with the three year old these days. Sometimes I say she was the best thing that could have happened to me, my husband and the six-year old. The husband and six-year-old are introverted, and I hedge on that side of the line, too. The three-year-old, however, serves as a vision caster of what we all might be at our friendliest, out-going-est, other-focused-est. She's the one who shouts at acquaintances in Hy-Vee, or turns to me, palms against her cheeks and mouth wide open, "MOM!! It's our friends!!!" (The "friends" she met for the first time five minutes ago on aisle 4). When we see them again in the check-out line, this is confirmation of the prominence they should take in our lives. She squeals. Points them out again. Asks to "go say hi!"
While the six-year-old is fully acquainted with the language of feeling like the odd-one out, the three year old has no concept of exclusion. She takes it upon herself to include everyone, to chase after every little four year old in her dance class lobby, ask them their names, ask them to dance while waiting for class to start. She squeals over and over as each child enters the building. "Mom!! It's another friend!!!" She doesn't know their names or where they live or who their siblings are. THe mothers direct their attention to her and laugh at the three-year-old's hearty welcome. The other preschoolers are sometimes ambivalent, withdrawn, curious.

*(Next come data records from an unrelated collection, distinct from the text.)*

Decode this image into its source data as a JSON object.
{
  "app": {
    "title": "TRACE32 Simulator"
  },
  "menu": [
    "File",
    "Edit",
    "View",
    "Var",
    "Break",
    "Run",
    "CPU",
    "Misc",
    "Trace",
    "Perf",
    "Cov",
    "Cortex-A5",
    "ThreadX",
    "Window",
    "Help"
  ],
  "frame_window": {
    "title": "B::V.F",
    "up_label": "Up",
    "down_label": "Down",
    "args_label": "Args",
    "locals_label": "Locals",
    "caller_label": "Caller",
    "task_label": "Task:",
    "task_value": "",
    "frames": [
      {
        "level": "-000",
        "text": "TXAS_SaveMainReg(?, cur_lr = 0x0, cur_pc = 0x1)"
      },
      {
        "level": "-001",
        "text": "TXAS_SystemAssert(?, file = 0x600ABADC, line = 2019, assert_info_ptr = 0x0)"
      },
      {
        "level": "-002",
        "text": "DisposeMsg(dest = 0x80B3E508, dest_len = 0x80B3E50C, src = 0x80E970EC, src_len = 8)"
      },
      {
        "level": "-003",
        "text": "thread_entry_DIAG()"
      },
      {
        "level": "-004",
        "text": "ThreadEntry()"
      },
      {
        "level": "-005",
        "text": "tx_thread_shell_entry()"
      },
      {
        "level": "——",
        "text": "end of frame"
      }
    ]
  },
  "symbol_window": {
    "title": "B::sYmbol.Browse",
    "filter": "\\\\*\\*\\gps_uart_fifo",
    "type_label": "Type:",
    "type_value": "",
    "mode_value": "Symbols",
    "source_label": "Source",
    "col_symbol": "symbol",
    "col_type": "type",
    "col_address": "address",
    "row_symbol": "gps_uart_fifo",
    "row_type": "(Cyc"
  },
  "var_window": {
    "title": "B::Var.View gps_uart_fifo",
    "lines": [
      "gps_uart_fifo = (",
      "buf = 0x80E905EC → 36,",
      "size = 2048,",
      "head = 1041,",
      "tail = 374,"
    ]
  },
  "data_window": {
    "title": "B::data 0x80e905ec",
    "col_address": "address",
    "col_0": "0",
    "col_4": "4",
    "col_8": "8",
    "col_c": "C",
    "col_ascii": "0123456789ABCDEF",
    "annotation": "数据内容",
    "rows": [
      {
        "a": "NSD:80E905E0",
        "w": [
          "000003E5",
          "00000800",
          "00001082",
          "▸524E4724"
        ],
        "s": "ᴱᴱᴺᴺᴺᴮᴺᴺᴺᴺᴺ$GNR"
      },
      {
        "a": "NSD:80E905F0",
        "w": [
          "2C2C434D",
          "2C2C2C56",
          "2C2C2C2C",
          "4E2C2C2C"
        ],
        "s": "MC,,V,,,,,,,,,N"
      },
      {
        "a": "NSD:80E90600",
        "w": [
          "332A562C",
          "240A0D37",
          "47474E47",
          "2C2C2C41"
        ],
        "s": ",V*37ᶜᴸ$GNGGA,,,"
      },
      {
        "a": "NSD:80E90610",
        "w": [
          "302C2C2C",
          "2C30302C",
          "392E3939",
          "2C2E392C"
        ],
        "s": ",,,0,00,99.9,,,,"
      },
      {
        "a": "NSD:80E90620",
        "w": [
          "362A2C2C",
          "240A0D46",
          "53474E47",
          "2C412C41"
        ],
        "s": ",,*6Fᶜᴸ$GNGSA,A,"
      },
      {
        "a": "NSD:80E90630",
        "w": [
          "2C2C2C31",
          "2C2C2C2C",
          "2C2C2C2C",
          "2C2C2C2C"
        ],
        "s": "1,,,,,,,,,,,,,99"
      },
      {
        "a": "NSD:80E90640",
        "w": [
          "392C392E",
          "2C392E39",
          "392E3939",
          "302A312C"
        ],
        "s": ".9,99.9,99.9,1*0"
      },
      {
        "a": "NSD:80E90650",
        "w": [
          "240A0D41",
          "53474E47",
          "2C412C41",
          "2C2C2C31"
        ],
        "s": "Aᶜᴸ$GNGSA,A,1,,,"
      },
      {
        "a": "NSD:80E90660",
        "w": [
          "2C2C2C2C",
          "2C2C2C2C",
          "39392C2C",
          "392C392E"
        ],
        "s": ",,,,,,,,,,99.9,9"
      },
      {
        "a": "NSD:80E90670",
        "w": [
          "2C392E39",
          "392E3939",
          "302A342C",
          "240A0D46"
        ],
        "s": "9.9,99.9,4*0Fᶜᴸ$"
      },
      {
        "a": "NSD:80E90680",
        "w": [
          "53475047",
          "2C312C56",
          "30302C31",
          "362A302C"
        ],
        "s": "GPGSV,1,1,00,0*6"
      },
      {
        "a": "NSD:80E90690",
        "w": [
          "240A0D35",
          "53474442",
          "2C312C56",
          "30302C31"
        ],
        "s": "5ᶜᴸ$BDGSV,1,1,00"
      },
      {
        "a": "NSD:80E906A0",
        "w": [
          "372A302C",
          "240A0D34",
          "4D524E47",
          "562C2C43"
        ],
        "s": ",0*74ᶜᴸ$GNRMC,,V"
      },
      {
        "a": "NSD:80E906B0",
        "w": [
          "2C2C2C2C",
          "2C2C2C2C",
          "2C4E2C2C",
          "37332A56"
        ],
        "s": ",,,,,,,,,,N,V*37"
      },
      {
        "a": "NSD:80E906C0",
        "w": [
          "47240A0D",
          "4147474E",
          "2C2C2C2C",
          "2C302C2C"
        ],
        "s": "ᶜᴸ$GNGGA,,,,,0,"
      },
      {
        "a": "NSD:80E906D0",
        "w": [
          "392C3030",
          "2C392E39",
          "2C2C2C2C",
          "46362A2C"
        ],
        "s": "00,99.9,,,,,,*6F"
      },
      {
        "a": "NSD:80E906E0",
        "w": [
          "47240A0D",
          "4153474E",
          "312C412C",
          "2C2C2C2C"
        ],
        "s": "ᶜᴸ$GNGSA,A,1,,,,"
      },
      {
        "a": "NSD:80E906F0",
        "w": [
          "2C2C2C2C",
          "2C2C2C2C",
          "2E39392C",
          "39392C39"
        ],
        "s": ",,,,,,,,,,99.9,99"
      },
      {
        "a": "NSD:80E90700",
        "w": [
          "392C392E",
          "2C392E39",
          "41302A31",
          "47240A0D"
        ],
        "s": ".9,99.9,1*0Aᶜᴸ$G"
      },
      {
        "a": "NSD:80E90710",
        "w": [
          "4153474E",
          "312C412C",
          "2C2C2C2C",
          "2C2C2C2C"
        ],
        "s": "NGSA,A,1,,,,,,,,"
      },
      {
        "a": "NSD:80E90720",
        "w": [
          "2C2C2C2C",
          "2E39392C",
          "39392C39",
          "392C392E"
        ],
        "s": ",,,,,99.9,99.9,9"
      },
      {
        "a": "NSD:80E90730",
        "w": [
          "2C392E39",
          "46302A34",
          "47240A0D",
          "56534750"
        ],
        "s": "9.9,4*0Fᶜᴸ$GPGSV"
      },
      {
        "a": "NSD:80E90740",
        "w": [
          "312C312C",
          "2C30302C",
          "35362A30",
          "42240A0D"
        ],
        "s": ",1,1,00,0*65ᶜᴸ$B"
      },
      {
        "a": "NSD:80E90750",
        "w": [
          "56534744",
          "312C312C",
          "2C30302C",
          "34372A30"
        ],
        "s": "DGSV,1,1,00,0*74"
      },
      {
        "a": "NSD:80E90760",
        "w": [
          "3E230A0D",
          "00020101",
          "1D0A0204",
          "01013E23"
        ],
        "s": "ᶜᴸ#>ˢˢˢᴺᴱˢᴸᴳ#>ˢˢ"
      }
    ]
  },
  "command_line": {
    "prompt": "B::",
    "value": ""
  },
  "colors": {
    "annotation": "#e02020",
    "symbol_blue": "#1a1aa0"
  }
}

None of them welcome her in kind, but check her out from the safety of their mother's knees.
But the three year old just keeps on inviting. Us introverts would get tired after the first greeting, the first invitation or two--but not her. She pushes herself out into the middle of the room, dances and flings her body in all directions, eager and earnest in her vigil for others to join her.
The cool thing is that her vigilance is climate-changing. Take a room of tired out parents and tired-out kids. Put them with this three year old for five minutes, and people smile and giggle, if only at her enthusiasm and boldness. I am energized watching her. She's my hero.